- Pohle K, Notni J, Bussemer J, Kessler H, Schwaiger M, Beer AJ. 68Ga-NODAGA-RGD is a suitable substitute for 18F-Galacto-RGD and can be produced with high specific activity in a cGMP/GRP compliant automated process. Nucl Med Biol. 2012;39(6):777–84. doi:10.1016/j.nucmedbio.2012.02.006.View ArticlePubMedGoogle Scholar
- Port M, Idee JM, Medina C, Robic C, Sabatou M, Corot C. Efficiency, thermodynamic and kinetic stability of marketed gadolinium chelates and their possible clinical consequences: a critical review. Biometals. 2008;21(4):469–90. doi:10.1007/s10534-008-9135-x.View ArticlePubMedGoogle Scholar
- Pruszynski M, Majkowska-Pilip A, Loktionova NS, Eppard E, Rösch F. Radiolabeling of DOTATOC with the long-lived positron emitter 44Sc. Appl Radiat Isot. 2012;70(6):974–9. doi:10.1016/j.apradiso.2012.03.005.View ArticlePubMedGoogle Scholar
- Rösch F. Scandium-44: benefits of a long-lived PET radionuclide available from the 44Ti/44Sc generator system. Curr Radiopharm. 2012;5(3):187–201. doi:CRP-EPUB-20120529-10.View ArticleGoogle Scholar
- Simecek J, Hermann P, Wester HJ, Notni J. How is 68Ga labeling of macrocyclic chelators influenced by metal ion contaminants in 68Ge/68Ga generator eluates? ChemMedChem. 2013;8(1):95–103. doi:10.1002/cmdc.201200471.View ArticlePubMedGoogle Scholar
- van der Meulen NP, Bunka M, Domnanich KA, Müller C, Haller S, Vermeulen C, et al. Cyclotron production of 44Sc: From bench to bedside. Nucl Med Biol. 2015;42(9):745–51. doi:10.1016/j.nucmedbio.2015.05.005.View ArticlePubMedGoogle Scholar
- Viola-Villegas N, Doyle R. The coordination chemistry of 1,4,7,10-tetraazacyclododecane-N, N’, N”, N‴-tetraacetic acid (H4DOTA): Structural overview and analyses on structure-stability relationships. Coordin Chem Rev. 2009;253:1906–25.View ArticleGoogle Scholar

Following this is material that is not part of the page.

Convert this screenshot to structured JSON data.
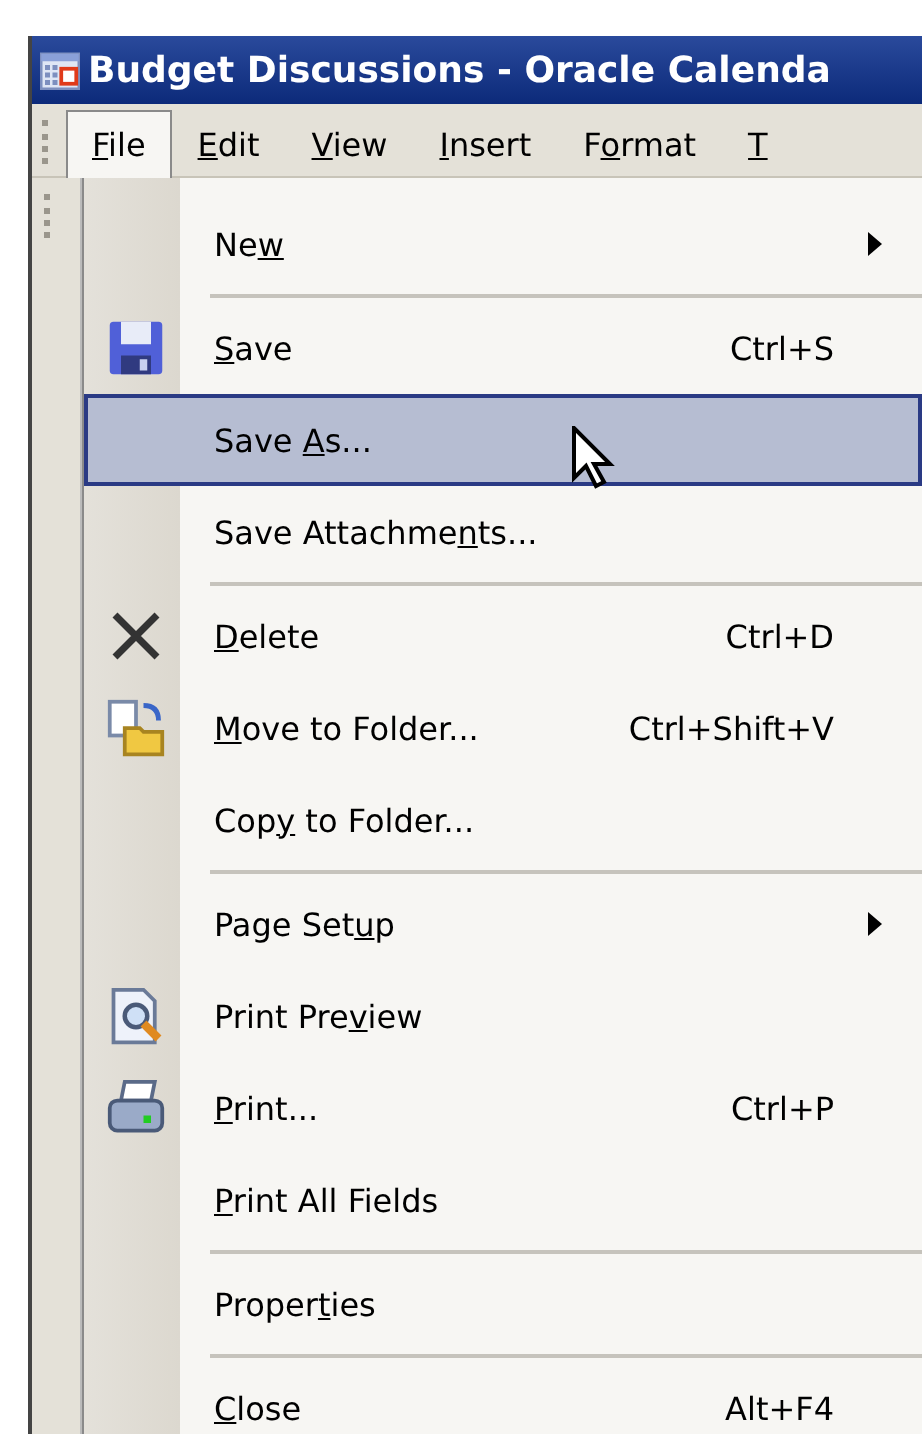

- Yoon HJ, Kang KW, Chun IK, Cho N, Im SA, Jeong S, et al. Correlation of breast cancer subtypes, based on estrogen receptor, progesterone receptor, and HER2, with functional imaging parameters from 68Ga-RGD PET/CT and 18F-FDG PET/CT. Eur J Nucl Med Mol Imaging. 2014;41(8):1534–43. doi:10.1007/s00259-014-2744-4.View ArticlePubMedGoogle Scholar